## Your task
Where in the records does the word "title" occur? Copy each line in which it does.

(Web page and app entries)
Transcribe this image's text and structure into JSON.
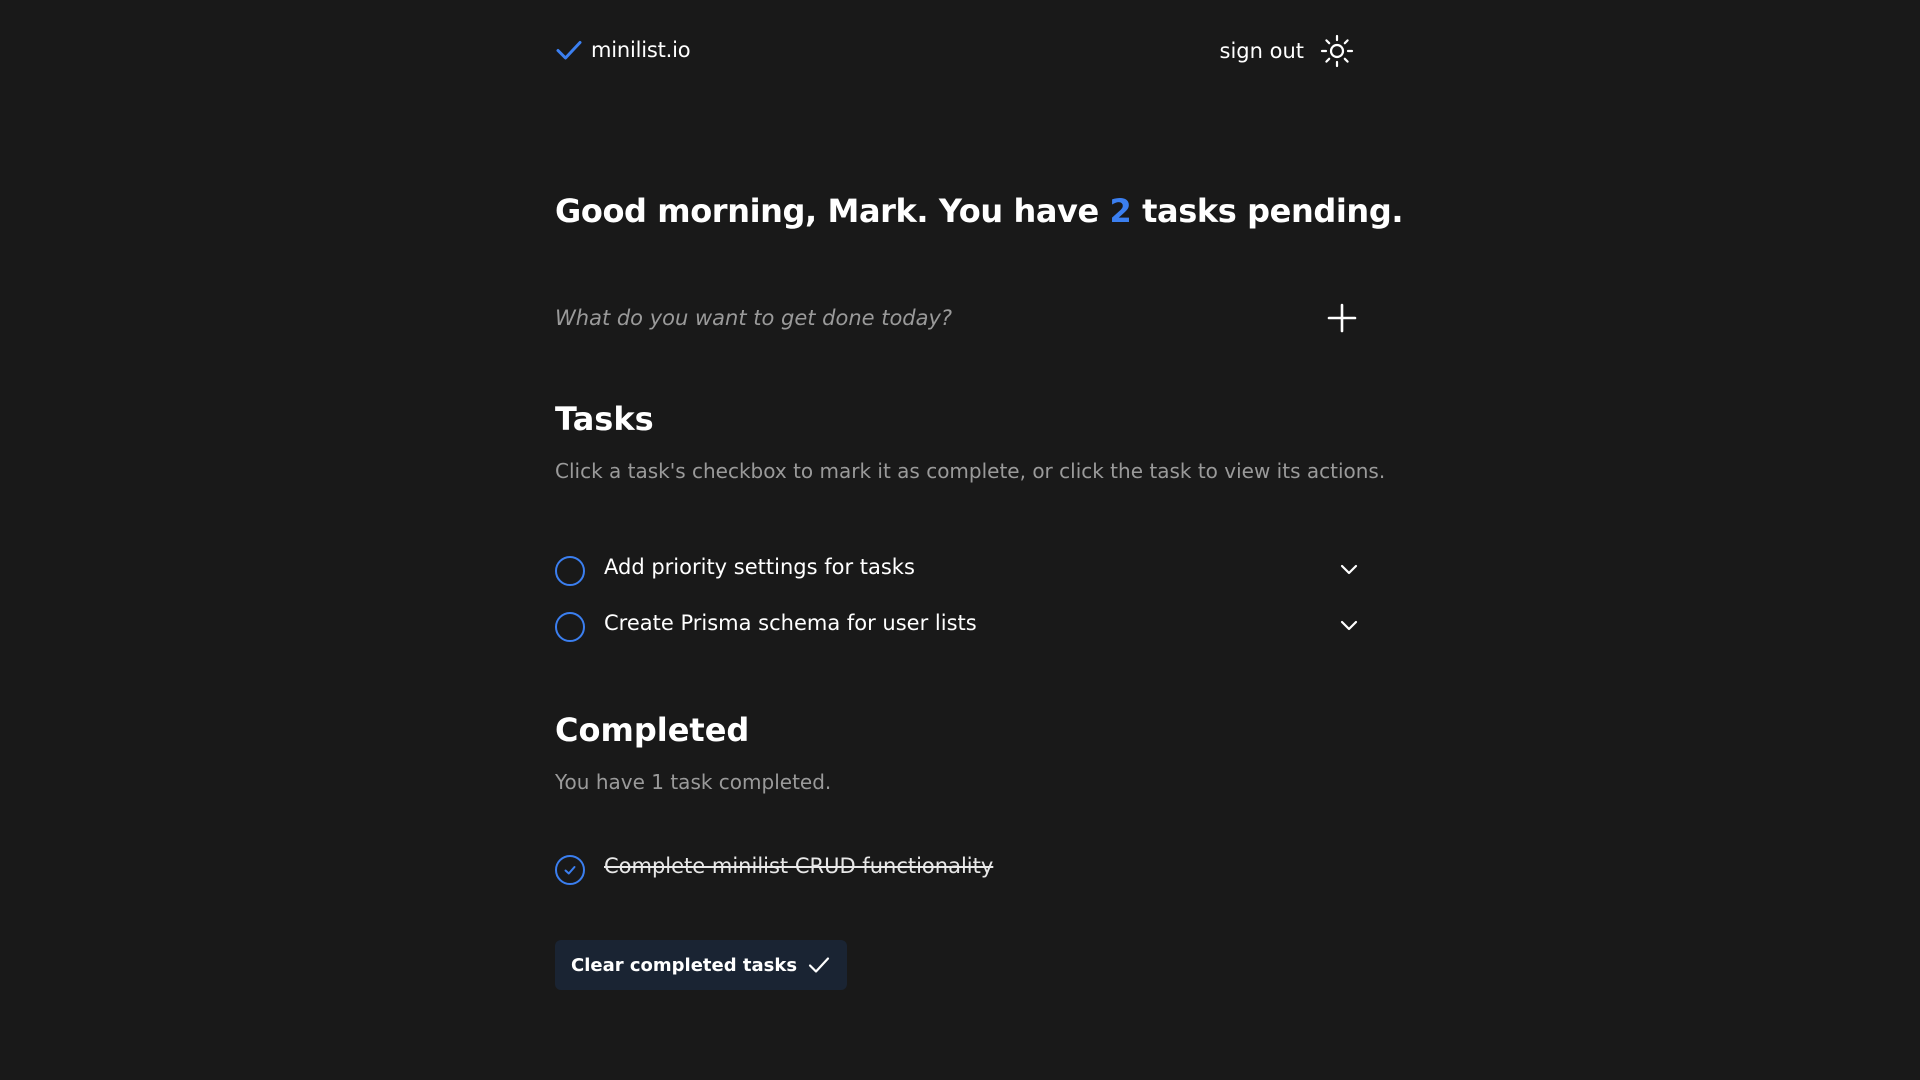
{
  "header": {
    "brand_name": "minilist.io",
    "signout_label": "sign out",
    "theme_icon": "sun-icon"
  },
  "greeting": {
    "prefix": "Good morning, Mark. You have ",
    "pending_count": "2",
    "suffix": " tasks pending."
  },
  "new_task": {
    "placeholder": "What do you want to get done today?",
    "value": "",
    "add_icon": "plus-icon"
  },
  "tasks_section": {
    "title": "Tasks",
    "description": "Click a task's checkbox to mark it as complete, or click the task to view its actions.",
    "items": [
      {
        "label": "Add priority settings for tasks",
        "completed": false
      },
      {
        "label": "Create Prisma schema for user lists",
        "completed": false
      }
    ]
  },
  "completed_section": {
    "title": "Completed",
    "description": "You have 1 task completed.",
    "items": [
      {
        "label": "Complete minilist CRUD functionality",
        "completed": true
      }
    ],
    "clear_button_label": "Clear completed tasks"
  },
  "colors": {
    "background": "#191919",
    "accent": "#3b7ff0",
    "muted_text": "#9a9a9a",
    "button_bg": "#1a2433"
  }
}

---

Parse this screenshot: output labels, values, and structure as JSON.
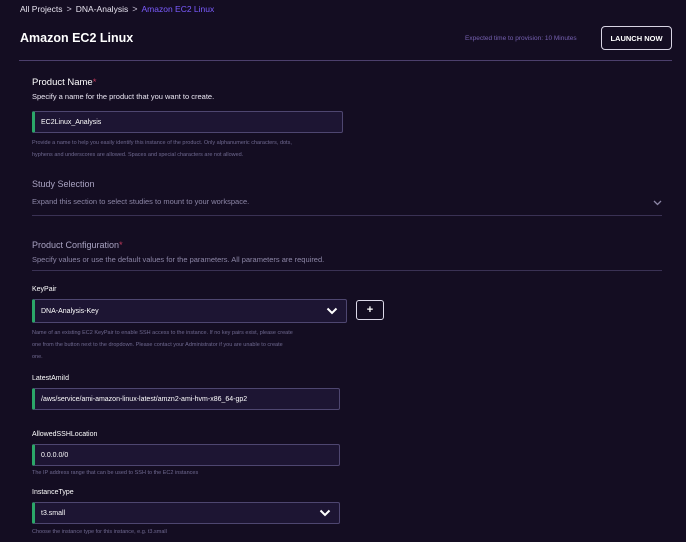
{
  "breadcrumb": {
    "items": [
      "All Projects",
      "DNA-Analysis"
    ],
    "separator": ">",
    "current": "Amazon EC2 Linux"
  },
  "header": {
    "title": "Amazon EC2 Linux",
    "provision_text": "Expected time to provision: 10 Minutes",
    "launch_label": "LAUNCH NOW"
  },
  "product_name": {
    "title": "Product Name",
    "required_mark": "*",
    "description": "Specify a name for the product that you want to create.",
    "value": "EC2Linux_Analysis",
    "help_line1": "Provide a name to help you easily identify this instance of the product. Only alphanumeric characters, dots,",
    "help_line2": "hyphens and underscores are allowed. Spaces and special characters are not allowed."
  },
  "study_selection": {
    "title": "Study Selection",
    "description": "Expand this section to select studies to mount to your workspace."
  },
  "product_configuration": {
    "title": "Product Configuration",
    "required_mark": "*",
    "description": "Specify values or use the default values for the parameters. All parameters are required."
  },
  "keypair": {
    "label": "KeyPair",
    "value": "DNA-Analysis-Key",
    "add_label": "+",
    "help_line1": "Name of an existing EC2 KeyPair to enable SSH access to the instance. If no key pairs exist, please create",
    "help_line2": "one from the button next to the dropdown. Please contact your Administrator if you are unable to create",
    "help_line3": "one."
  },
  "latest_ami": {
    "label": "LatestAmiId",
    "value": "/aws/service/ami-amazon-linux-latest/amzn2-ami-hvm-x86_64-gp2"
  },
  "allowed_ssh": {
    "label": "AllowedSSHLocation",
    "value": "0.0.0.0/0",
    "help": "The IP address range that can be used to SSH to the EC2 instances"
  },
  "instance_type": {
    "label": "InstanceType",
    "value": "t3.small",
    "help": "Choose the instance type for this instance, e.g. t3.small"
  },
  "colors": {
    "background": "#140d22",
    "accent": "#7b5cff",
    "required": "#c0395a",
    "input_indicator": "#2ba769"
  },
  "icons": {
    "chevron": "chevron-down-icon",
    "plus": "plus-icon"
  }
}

## Solution to the exercise
    "title": "Tasks",
    "title": "Completed",
    "title": "Amazon EC2 Linux",
    "title": "Product Name",
    "title": "Study Selection",
    "title": "Product Configuration",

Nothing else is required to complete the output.